**Required action**
Filter the records below for the word "Frosted". Copy each line that holds it.

**Provided data**

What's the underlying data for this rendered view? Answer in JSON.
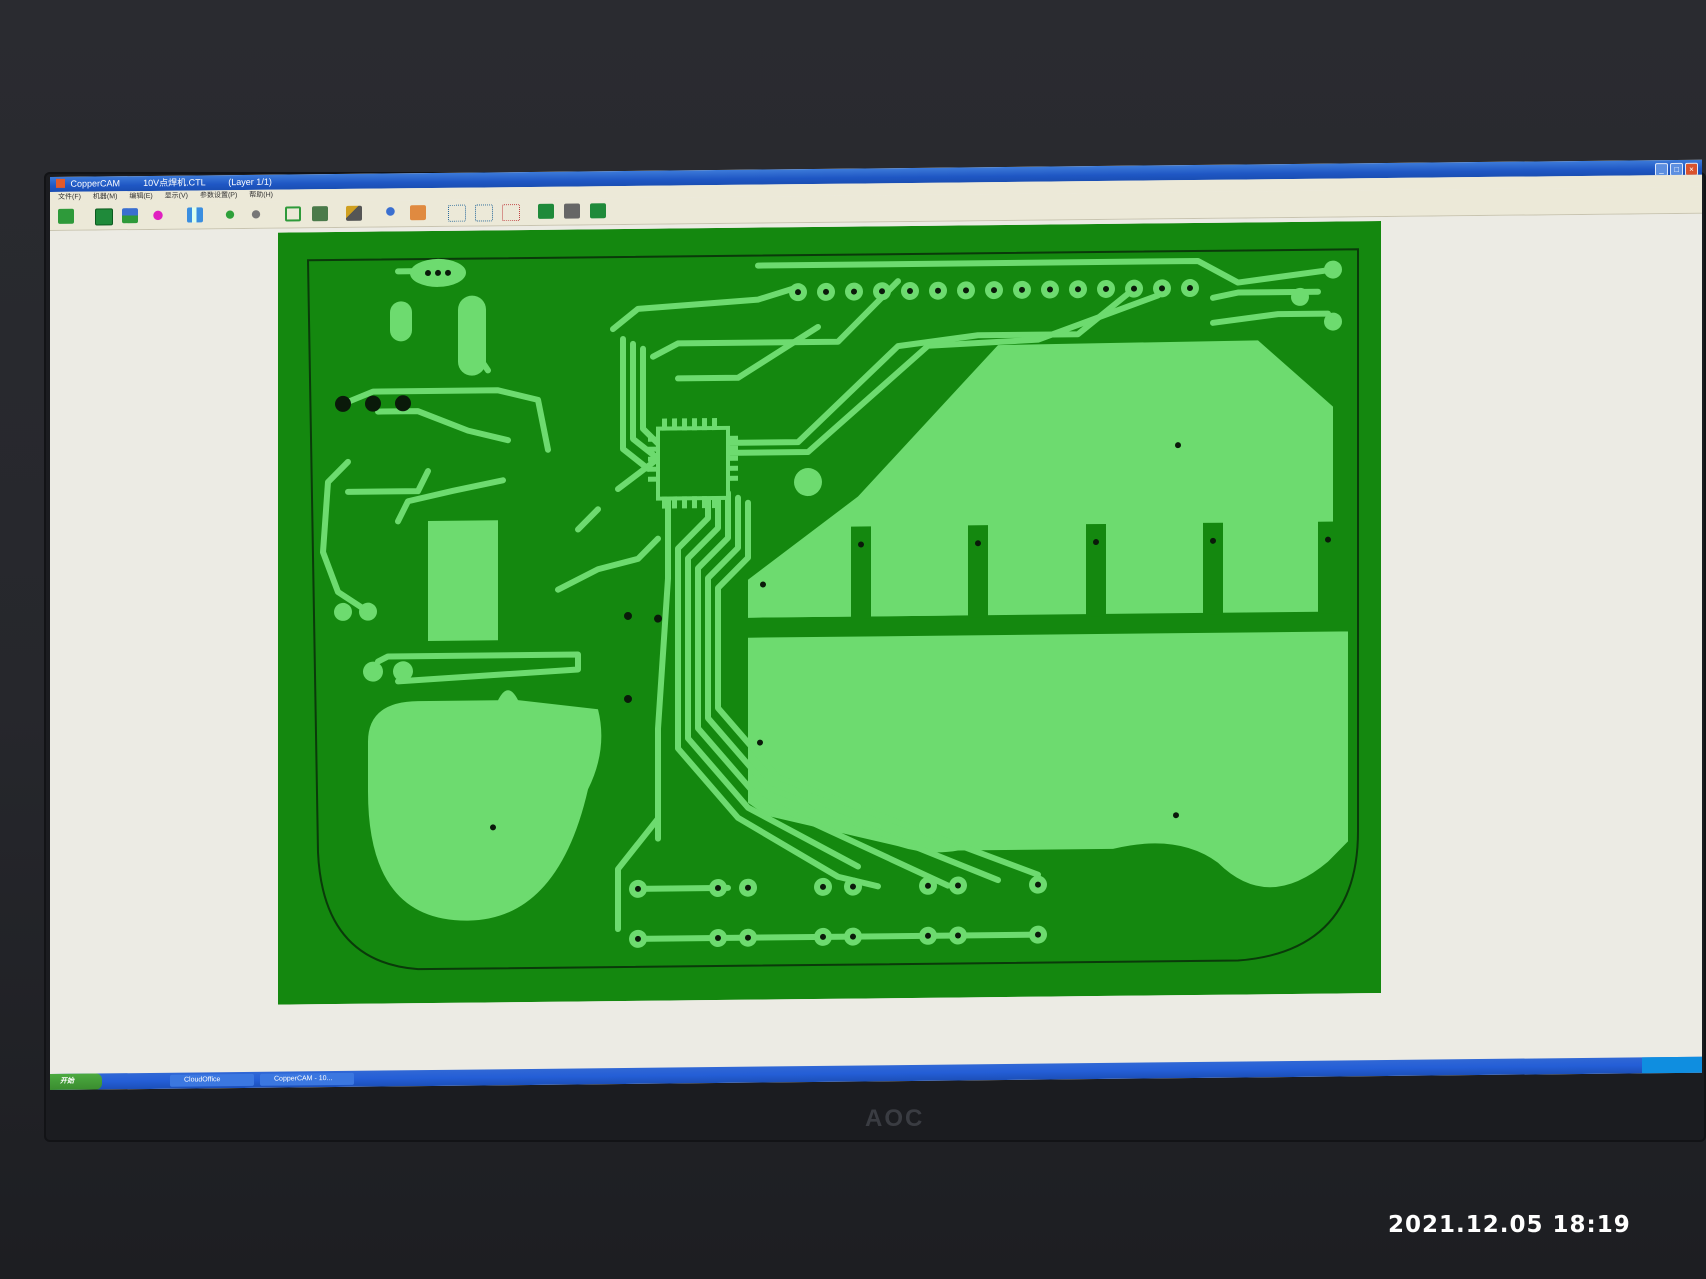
{
  "window": {
    "app_name": "CopperCAM",
    "file_name": "10V点焊机.CTL",
    "layer": "(Layer 1/1)"
  },
  "menu": [
    "文件(F)",
    "机器(M)",
    "编辑(E)",
    "显示(V)",
    "参数设置(P)",
    "帮助(H)"
  ],
  "toolbar_icons": [
    "open-icon",
    "board-icon",
    "layer-icon",
    "drill-icon",
    "pad-icon",
    "track-icon",
    "tool-icon",
    "frame-icon",
    "mill-icon",
    "contour-icon",
    "zoom-icon",
    "settings-icon",
    "grid-icon",
    "grid-alt-icon",
    "dots-icon",
    "layer1-icon",
    "layer2-icon",
    "layer3-icon"
  ],
  "taskbar": {
    "start_label": "开始",
    "task1": "CloudOffice",
    "task2": "CopperCAM - 10..."
  },
  "monitor_brand": "AOC",
  "photo_timestamp": "2021.12.05 18:19",
  "colors": {
    "board_dark": "#14880f",
    "copper_light": "#6ddb6f",
    "desktop_bg": "#ecebe4",
    "titlebar": "#1f57c4"
  }
}
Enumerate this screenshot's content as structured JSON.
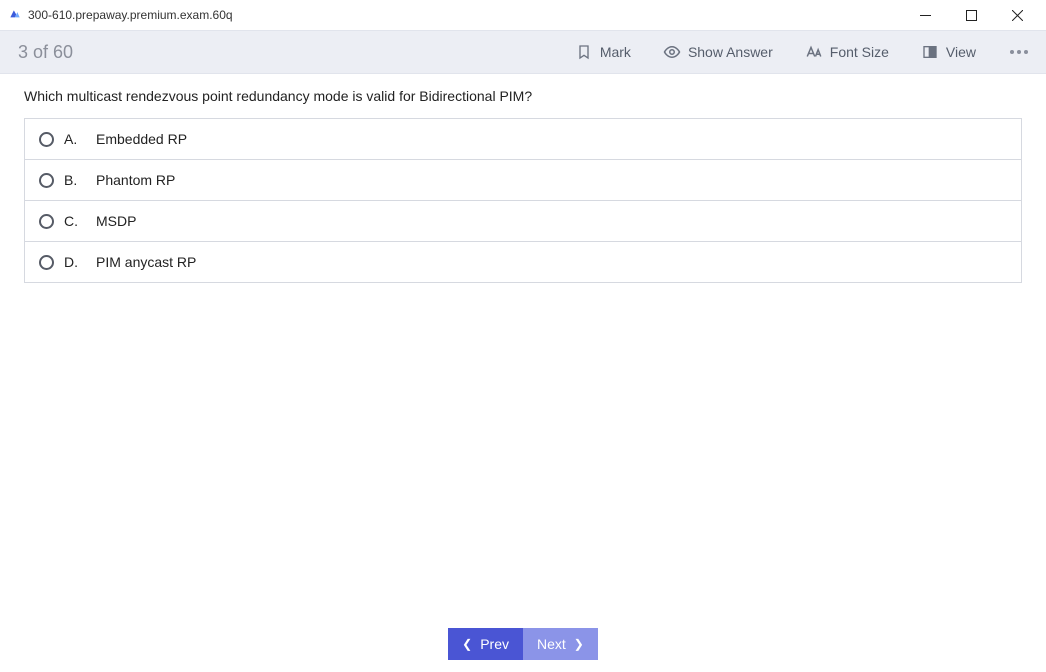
{
  "window": {
    "title": "300-610.prepaway.premium.exam.60q"
  },
  "toolbar": {
    "progress": "3 of 60",
    "mark_label": "Mark",
    "show_answer_label": "Show Answer",
    "font_size_label": "Font Size",
    "view_label": "View"
  },
  "question": {
    "text": "Which multicast rendezvous point redundancy mode is valid for Bidirectional PIM?"
  },
  "options": [
    {
      "letter": "A.",
      "text": "Embedded RP"
    },
    {
      "letter": "B.",
      "text": "Phantom RP"
    },
    {
      "letter": "C.",
      "text": "MSDP"
    },
    {
      "letter": "D.",
      "text": "PIM anycast RP"
    }
  ],
  "footer": {
    "prev_label": "Prev",
    "next_label": "Next"
  }
}
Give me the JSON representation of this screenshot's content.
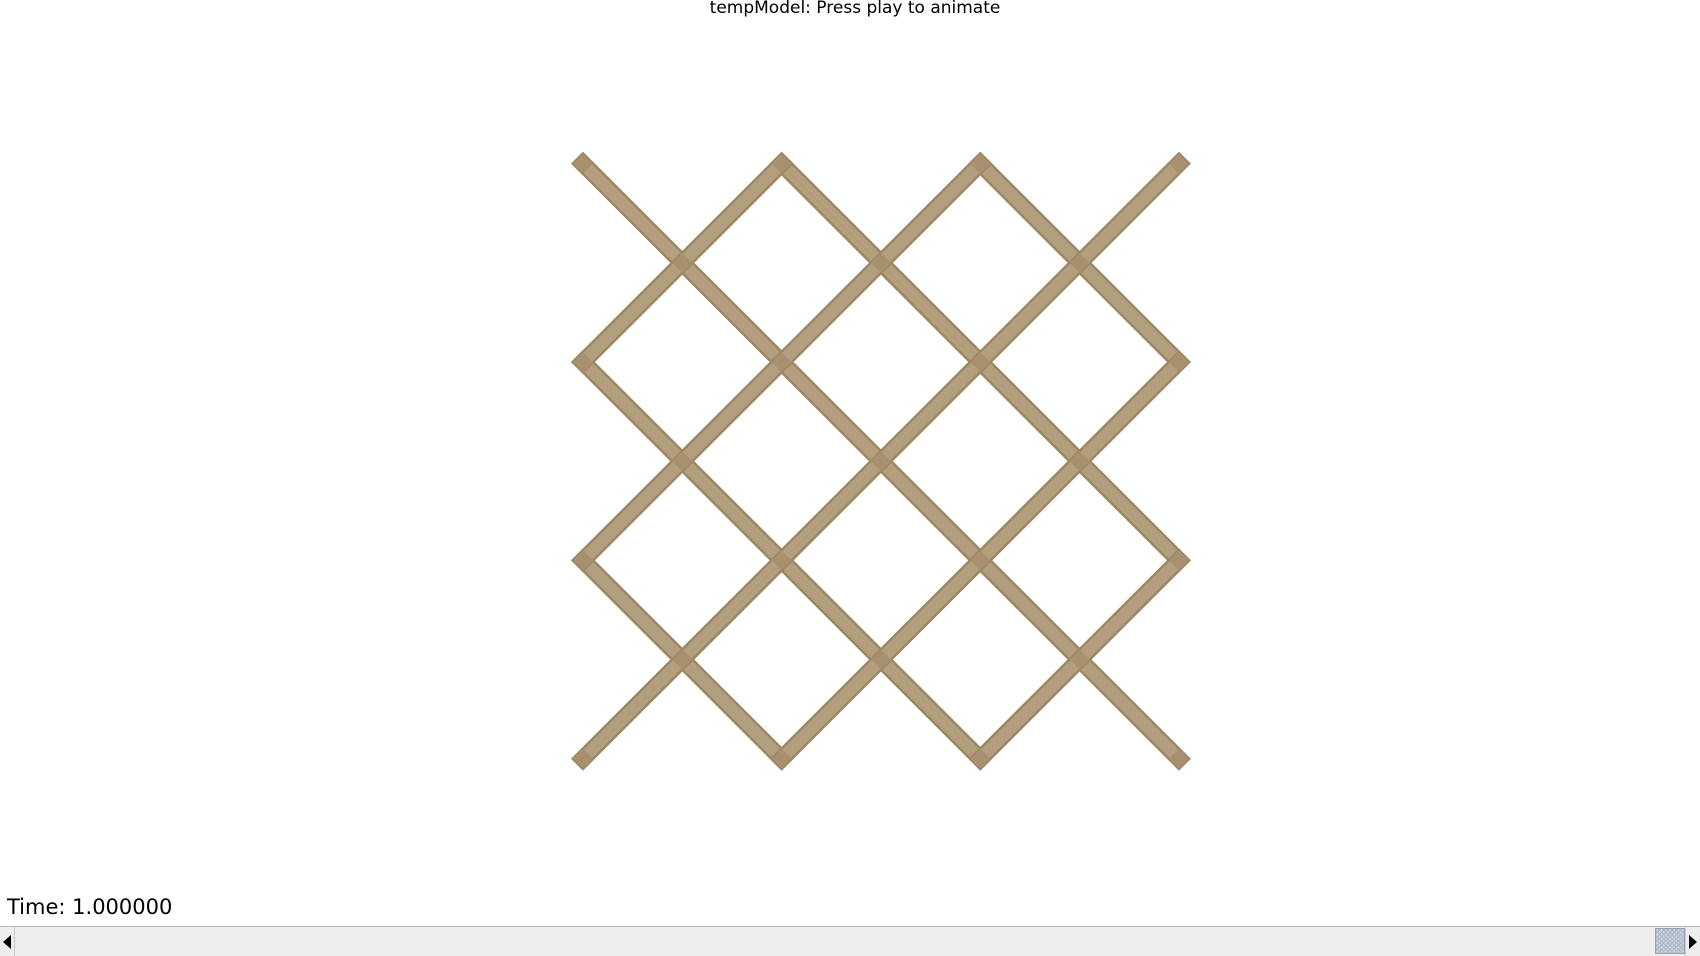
{
  "window": {
    "title": "tempModel: Press play to animate"
  },
  "status": {
    "time_label": "Time:",
    "time_value": "1.000000"
  },
  "model": {
    "name": "lattice-mesh",
    "strut_color": "#b39f7e",
    "strut_edge_color": "#9c8865",
    "node_color": "#a88f6d"
  },
  "icons": {
    "scroll_left": "triangle-left-icon",
    "scroll_right": "triangle-right-icon"
  }
}
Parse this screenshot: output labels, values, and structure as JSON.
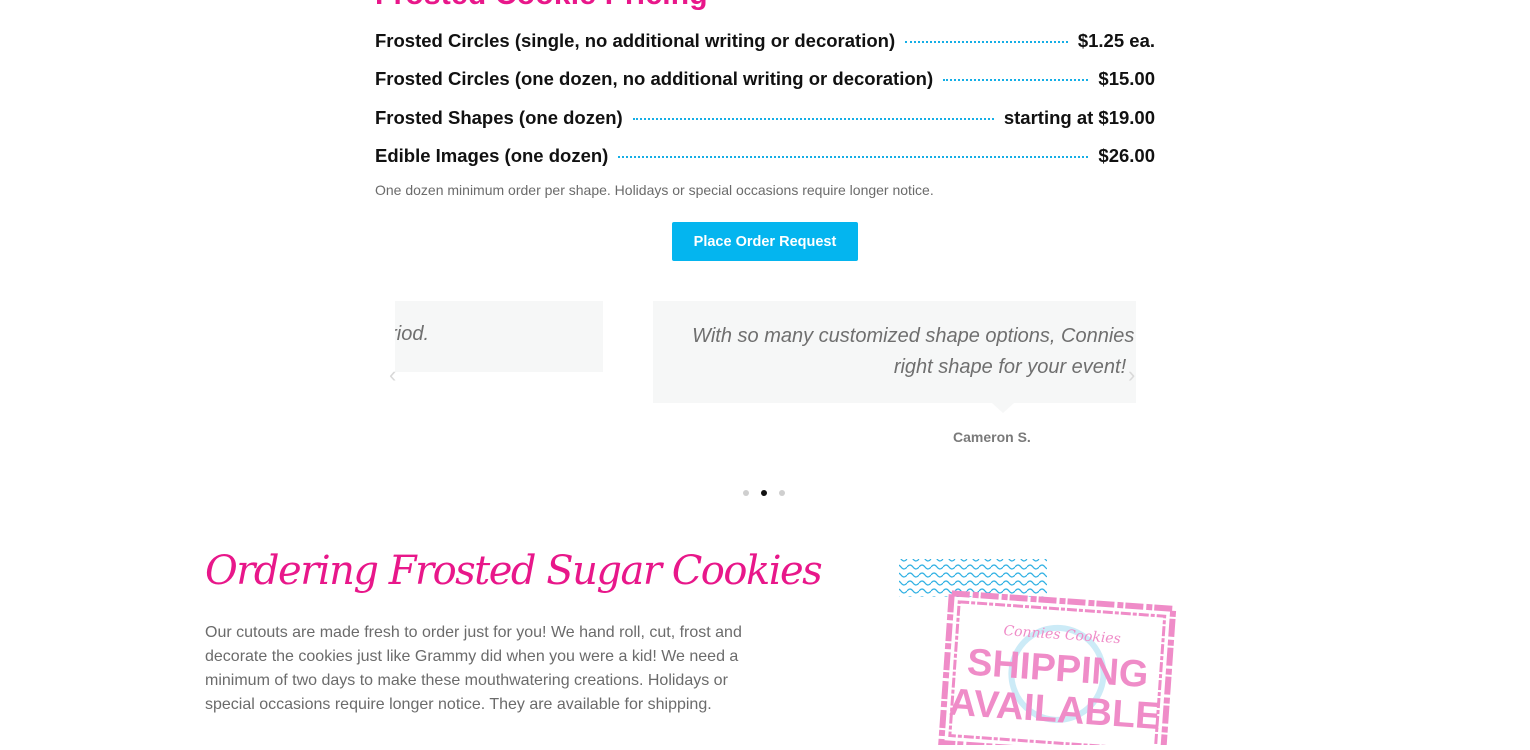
{
  "pricing": {
    "title": "Frosted Cookie Pricing",
    "items": [
      {
        "name": "Frosted Circles (single, no additional writing or decoration)",
        "price": "$1.25 ea."
      },
      {
        "name": "Frosted Circles (one dozen, no additional writing or decoration)",
        "price": "$15.00"
      },
      {
        "name": "Frosted Shapes (one dozen)",
        "price": "starting at $19.00"
      },
      {
        "name": "Edible Images (one dozen)",
        "price": "$26.00"
      }
    ],
    "note": "One dozen minimum order per shape. Holidays or special occasions require longer notice.",
    "button_label": "Place Order Request"
  },
  "testimonials": {
    "prev_text": "riod.",
    "current_text": "With so many customized shape options, Connies Cookies will have the right shape for your event!",
    "current_author": "Cameron S.",
    "prev_arrow_icon": "chevron-left-icon",
    "next_arrow_icon": "chevron-right-icon",
    "slide_count": 3,
    "active_index": 1
  },
  "ordering": {
    "title": "Ordering Frosted Sugar Cookies",
    "body": "Our cutouts are made fresh to order just for you! We hand roll, cut, frost and decorate the cookies just like Grammy did when you were a kid! We need a minimum of two days to make these mouthwatering creations. Holidays or special occasions require longer notice. They are available for shipping."
  },
  "stamp": {
    "brand": "Connies Cookies",
    "line1": "SHIPPING",
    "line2": "AVAILABLE"
  },
  "colors": {
    "accent_pink": "#e8178a",
    "accent_blue": "#04b5ef",
    "leader_blue": "#15aee6",
    "stamp_pink": "#ef8cc8"
  }
}
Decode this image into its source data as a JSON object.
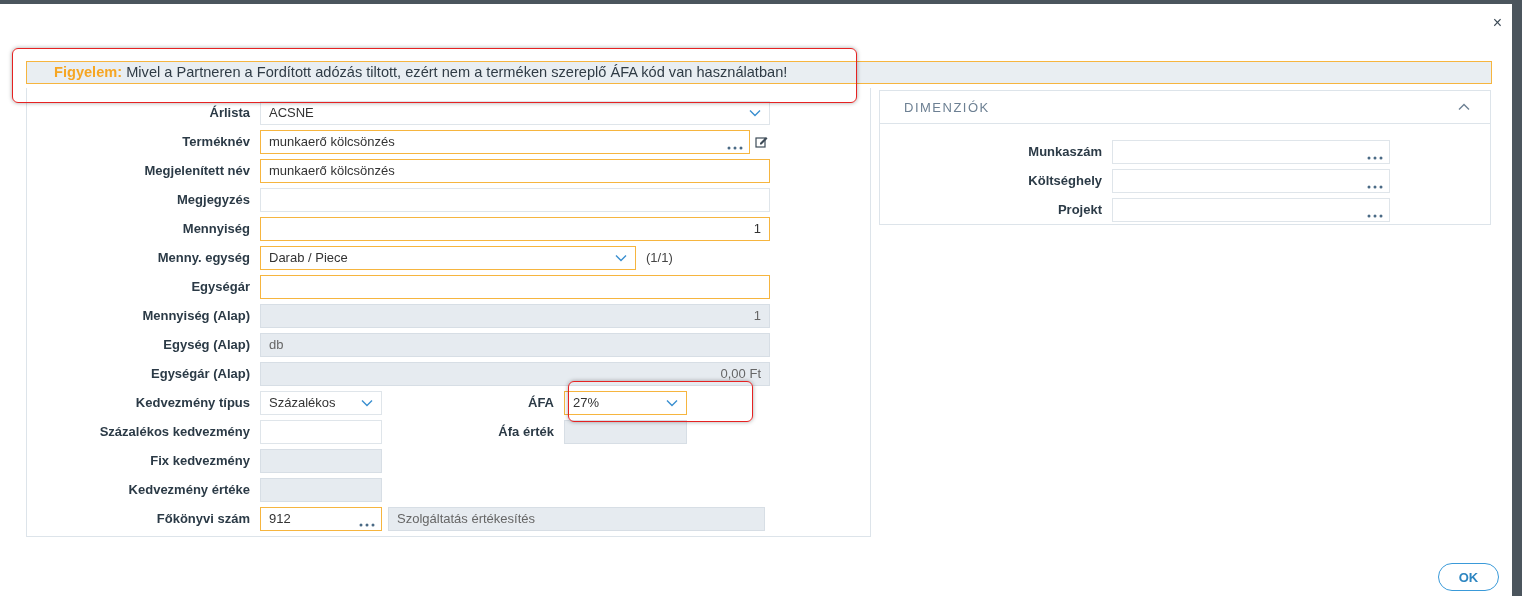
{
  "dialog": {
    "close": "×"
  },
  "notice": {
    "label": "Figyelem:",
    "text": "Mivel a Partneren a Fordított adózás tiltott, ezért nem a terméken szereplő ÁFA kód van használatban!"
  },
  "form": {
    "rows": [
      {
        "label": "Árlista",
        "field": {
          "kind": "select",
          "value": "ACSNE",
          "required": false,
          "disabled": false
        }
      },
      {
        "label": "Terméknév",
        "field": {
          "kind": "lookup",
          "value": "munkaerő kölcsönzés",
          "required": true,
          "disabled": false
        },
        "edit": true
      },
      {
        "label": "Megjelenített név",
        "field": {
          "kind": "text",
          "value": "munkaerő kölcsönzés",
          "required": true,
          "disabled": false
        }
      },
      {
        "label": "Megjegyzés",
        "field": {
          "kind": "text",
          "required": false,
          "disabled": false
        }
      },
      {
        "label": "Mennyiség",
        "field": {
          "kind": "number",
          "value": "1",
          "required": true,
          "disabled": false
        }
      },
      {
        "label": "Menny. egység",
        "field": {
          "kind": "select",
          "value": "Darab / Piece",
          "required": true,
          "disabled": false
        },
        "suffix": "(1/1)"
      },
      {
        "label": "Egységár",
        "field": {
          "kind": "number",
          "required": true,
          "disabled": false
        }
      },
      {
        "label": "Mennyiség (Alap)",
        "field": {
          "kind": "number",
          "value": "1",
          "required": false,
          "disabled": true
        }
      },
      {
        "label": "Egység (Alap)",
        "field": {
          "kind": "text",
          "value": "db",
          "required": false,
          "disabled": true
        }
      },
      {
        "label": "Egységár (Alap)",
        "field": {
          "kind": "number",
          "value": "0,00 Ft",
          "required": false,
          "disabled": true
        }
      },
      {
        "label": "Kedvezmény típus",
        "field": {
          "kind": "select",
          "value": "Százalékos",
          "required": false,
          "disabled": false
        },
        "second": {
          "label": "ÁFA",
          "field": {
            "kind": "select",
            "value": "27%",
            "required": true,
            "disabled": false
          }
        }
      },
      {
        "label": "Százalékos kedvezmény",
        "field": {
          "kind": "text",
          "required": false,
          "disabled": false
        },
        "second": {
          "label": "Áfa érték",
          "field": {
            "kind": "text",
            "required": false,
            "disabled": true
          }
        }
      },
      {
        "label": "Fix kedvezmény",
        "field": {
          "kind": "text",
          "required": false,
          "disabled": true
        }
      },
      {
        "label": "Kedvezmény értéke",
        "field": {
          "kind": "text",
          "required": false,
          "disabled": true
        }
      },
      {
        "label": "Főkönyvi szám",
        "field": {
          "kind": "lookup",
          "value": "912",
          "required": true,
          "disabled": false
        },
        "description": {
          "kind": "text",
          "value": "Szolgáltatás értékesítés",
          "required": false,
          "disabled": true
        }
      }
    ]
  },
  "dimensions": {
    "title": "DIMENZIÓK",
    "expanded": true,
    "rows": [
      {
        "label": "Munkaszám",
        "field": {
          "kind": "lookup",
          "required": false,
          "disabled": false
        }
      },
      {
        "label": "Költséghely",
        "field": {
          "kind": "lookup",
          "required": false,
          "disabled": false
        }
      },
      {
        "label": "Projekt",
        "field": {
          "kind": "lookup",
          "required": false,
          "disabled": false
        }
      }
    ]
  },
  "buttons": [
    {
      "label": "OK"
    }
  ]
}
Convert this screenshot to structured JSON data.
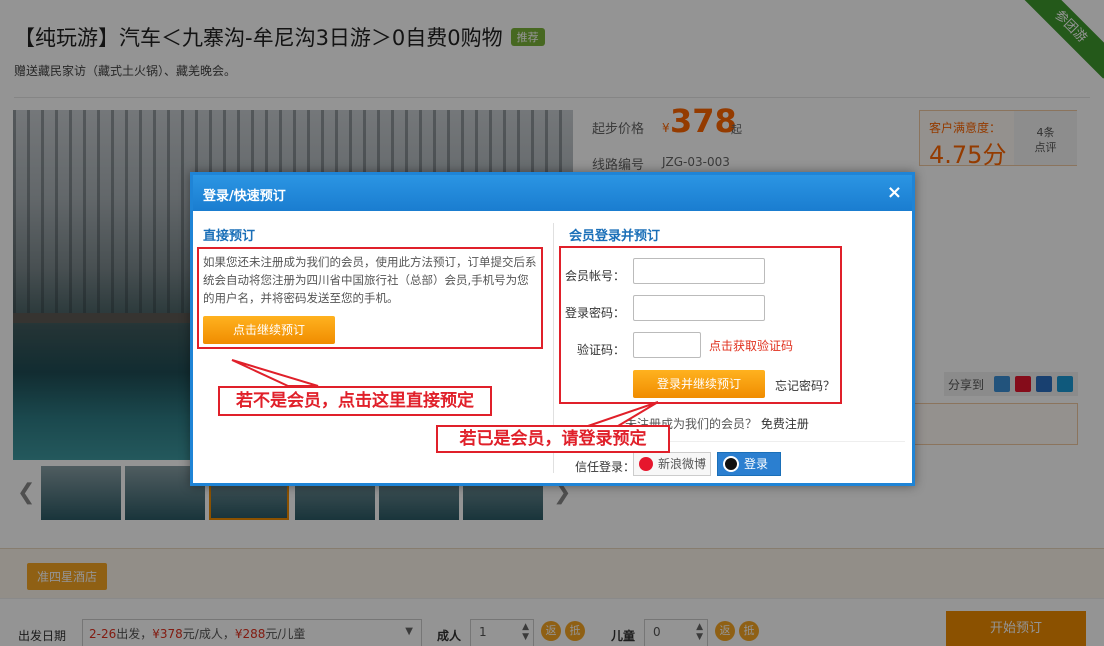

**Task result**
    "title": "Frosted Cookie Pricing",
        "name": "Frosted Circles (single, no additional writing or decoration)",
        "name": "Frosted Circles (one dozen, no additional writing or decoration)",
        "name": "Frosted Shapes (one dozen)",
    "title": "Ordering Frosted Sugar Cookies",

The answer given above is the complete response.